Instructions to follow.
Type out the data below in its entirety, exactly as given.

Records shown Block Start

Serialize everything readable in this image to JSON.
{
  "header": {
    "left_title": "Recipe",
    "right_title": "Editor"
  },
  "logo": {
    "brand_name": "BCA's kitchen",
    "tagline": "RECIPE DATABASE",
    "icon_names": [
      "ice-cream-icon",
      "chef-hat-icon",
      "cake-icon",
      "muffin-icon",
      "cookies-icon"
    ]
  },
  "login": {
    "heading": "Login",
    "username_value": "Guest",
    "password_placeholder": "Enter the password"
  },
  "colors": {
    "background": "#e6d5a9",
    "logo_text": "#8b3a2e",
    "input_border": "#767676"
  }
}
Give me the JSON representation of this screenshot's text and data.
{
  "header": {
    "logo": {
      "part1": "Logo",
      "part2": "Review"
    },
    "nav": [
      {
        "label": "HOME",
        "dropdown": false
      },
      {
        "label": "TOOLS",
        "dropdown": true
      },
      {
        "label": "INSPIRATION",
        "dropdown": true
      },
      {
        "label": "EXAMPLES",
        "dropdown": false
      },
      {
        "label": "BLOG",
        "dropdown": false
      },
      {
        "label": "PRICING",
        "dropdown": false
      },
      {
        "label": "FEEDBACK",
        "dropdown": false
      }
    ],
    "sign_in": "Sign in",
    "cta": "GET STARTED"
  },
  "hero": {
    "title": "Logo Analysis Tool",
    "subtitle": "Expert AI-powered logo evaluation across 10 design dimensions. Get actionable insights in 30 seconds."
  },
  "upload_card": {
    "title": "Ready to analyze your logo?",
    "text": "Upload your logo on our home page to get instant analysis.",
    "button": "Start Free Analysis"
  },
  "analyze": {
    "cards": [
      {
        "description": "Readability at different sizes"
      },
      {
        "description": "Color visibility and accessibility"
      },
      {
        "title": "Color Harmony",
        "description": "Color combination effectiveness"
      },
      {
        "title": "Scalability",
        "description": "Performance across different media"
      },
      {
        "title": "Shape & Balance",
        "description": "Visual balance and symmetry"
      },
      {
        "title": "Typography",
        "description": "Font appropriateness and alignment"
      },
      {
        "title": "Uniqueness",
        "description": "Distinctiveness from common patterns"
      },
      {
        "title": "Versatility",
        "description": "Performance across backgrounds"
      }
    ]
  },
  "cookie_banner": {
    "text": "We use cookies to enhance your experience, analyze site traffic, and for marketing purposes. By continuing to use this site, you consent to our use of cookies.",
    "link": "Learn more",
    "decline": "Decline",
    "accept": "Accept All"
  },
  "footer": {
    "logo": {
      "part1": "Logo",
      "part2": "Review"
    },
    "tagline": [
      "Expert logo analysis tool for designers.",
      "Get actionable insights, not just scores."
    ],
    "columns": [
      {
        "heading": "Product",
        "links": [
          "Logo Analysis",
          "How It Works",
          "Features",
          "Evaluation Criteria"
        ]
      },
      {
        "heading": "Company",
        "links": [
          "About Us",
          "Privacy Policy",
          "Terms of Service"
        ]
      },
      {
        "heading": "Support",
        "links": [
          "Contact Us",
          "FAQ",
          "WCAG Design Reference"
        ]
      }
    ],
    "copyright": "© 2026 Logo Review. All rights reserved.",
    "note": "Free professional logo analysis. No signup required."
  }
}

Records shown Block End

Your solution.
Serialize everything readable in this image to JSON.
{
  "header": {
    "left_title": "Recipe",
    "right_title": "Editor"
  },
  "logo": {
    "brand_name": "BCA's kitchen",
    "tagline": "RECIPE DATABASE",
    "icon_names": [
      "ice-cream-icon",
      "chef-hat-icon",
      "cake-icon",
      "muffin-icon",
      "cookies-icon"
    ]
  },
  "login": {
    "heading": "Login",
    "username_value": "Guest",
    "password_placeholder": "Enter the password"
  },
  "colors": {
    "background": "#e6d5a9",
    "logo_text": "#8b3a2e",
    "input_border": "#767676"
  }
}
Give me the JSON representation of this screenshot's text and data.
{
  "header": {
    "logo": {
      "part1": "Logo",
      "part2": "Review"
    },
    "nav": [
      {
        "label": "HOME",
        "dropdown": false
      },
      {
        "label": "TOOLS",
        "dropdown": true
      },
      {
        "label": "INSPIRATION",
        "dropdown": true
      },
      {
        "label": "EXAMPLES",
        "dropdown": false
      },
      {
        "label": "BLOG",
        "dropdown": false
      },
      {
        "label": "PRICING",
        "dropdown": false
      },
      {
        "label": "FEEDBACK",
        "dropdown": false
      }
    ],
    "sign_in": "Sign in",
    "cta": "GET STARTED"
  },
  "hero": {
    "title": "Logo Analysis Tool",
    "subtitle": "Expert AI-powered logo evaluation across 10 design dimensions. Get actionable insights in 30 seconds."
  },
  "upload_card": {
    "title": "Ready to analyze your logo?",
    "text": "Upload your logo on our home page to get instant analysis.",
    "button": "Start Free Analysis"
  },
  "analyze": {
    "cards": [
      {
        "description": "Readability at different sizes"
      },
      {
        "description": "Color visibility and accessibility"
      },
      {
        "title": "Color Harmony",
        "description": "Color combination effectiveness"
      },
      {
        "title": "Scalability",
        "description": "Performance across different media"
      },
      {
        "title": "Shape & Balance",
        "description": "Visual balance and symmetry"
      },
      {
        "title": "Typography",
        "description": "Font appropriateness and alignment"
      },
      {
        "title": "Uniqueness",
        "description": "Distinctiveness from common patterns"
      },
      {
        "title": "Versatility",
        "description": "Performance across backgrounds"
      }
    ]
  },
  "cookie_banner": {
    "text": "We use cookies to enhance your experience, analyze site traffic, and for marketing purposes. By continuing to use this site, you consent to our use of cookies.",
    "link": "Learn more",
    "decline": "Decline",
    "accept": "Accept All"
  },
  "footer": {
    "logo": {
      "part1": "Logo",
      "part2": "Review"
    },
    "tagline": [
      "Expert logo analysis tool for designers.",
      "Get actionable insights, not just scores."
    ],
    "columns": [
      {
        "heading": "Product",
        "links": [
          "Logo Analysis",
          "How It Works",
          "Features",
          "Evaluation Criteria"
        ]
      },
      {
        "heading": "Company",
        "links": [
          "About Us",
          "Privacy Policy",
          "Terms of Service"
        ]
      },
      {
        "heading": "Support",
        "links": [
          "Contact Us",
          "FAQ",
          "WCAG Design Reference"
        ]
      }
    ],
    "copyright": "© 2026 Logo Review. All rights reserved.",
    "note": "Free professional logo analysis. No signup required."
  }
}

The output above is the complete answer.